We do occasionally allow ourselves some fun in the office (data-driven of course!)…
As you probably (don’t) know, Matt and I are avid climbers, and it seemed to us that there was no easy way of logging all your hard yards, 7c’s and broken fingernails over at the climbing wall. Hhmm, data, relationships, feedback, user-interface, ok it is missing any serious algo work, but otherwise this looked like it might be worth us building. Here is the li’l website we built: www.gscore.co.uk. The app is currently in trial at select walls and if we get some interest we might roll out it out to a wider audience.
The front-end is built using Flask (and the only guy to go to there is Miguel Grinberg; if I haven’t mentioned him before check out his tutorials and here’s a quick plug for his book). Flask is very enjoyable to work with and lets you get things done fairly quickly. What you don’t understand you can usually figure out.
The hard work (as ever!) is done behind the scenes and is handled by a PostgreSQL database. I use SQLAlchemy (really awesome stuff, particularly if you don’t come from a SQL background; check out Mike Bayer’s tutorials here if you want to see it in action – fun as well as informative). The database is designed with different users in mind:

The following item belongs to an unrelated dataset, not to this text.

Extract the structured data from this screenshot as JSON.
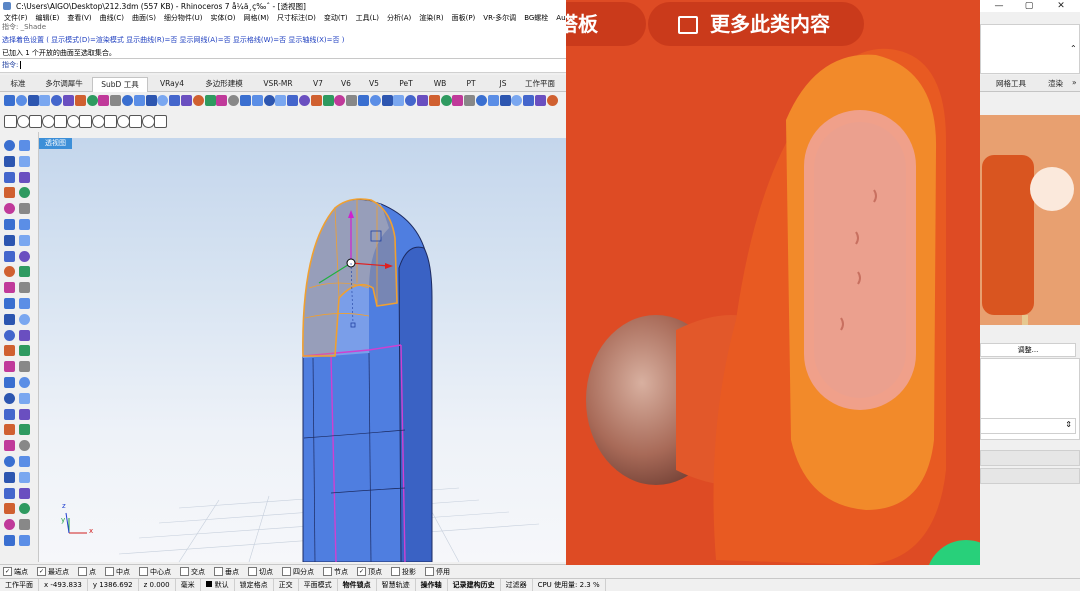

(i) Climbers we have already mentioned (elogbook, motivational & feedback tool);
(ii) Climbing Centres (to better monitor utilisation of their gyms); and,
For those not in the know, Routesetters are the artists whose job it is to create the new and interesting routes every couple of months, keeping the Climbers and the Centres happy. Our database makes sure that all those logged climbs are fed back so our Routesetter can track the popularity of her routes and what people are saying about them.
You will also have spotted that the app ‘knows’ what each climbing wall looks like but that this changes through time (i.e. any route changes at any wall must be reflected in the database). Routesetters are the glue holding this change management process together.
It isn’t there yet, but we’re in the process of adding a social element so that Climbers can track the progress of their friends and heroes. There is no real data analysis to speak of (not yet anyway), but we are looking at some algo’s to try and capture the power output of our climber. Finally, we’ve been experimenting with NFC, QR codes and the like to fully automate the logging process. GPS doesn’t really work for us here but the idea is to make the logging process as automatic and easy as it is with the running and cycling apps.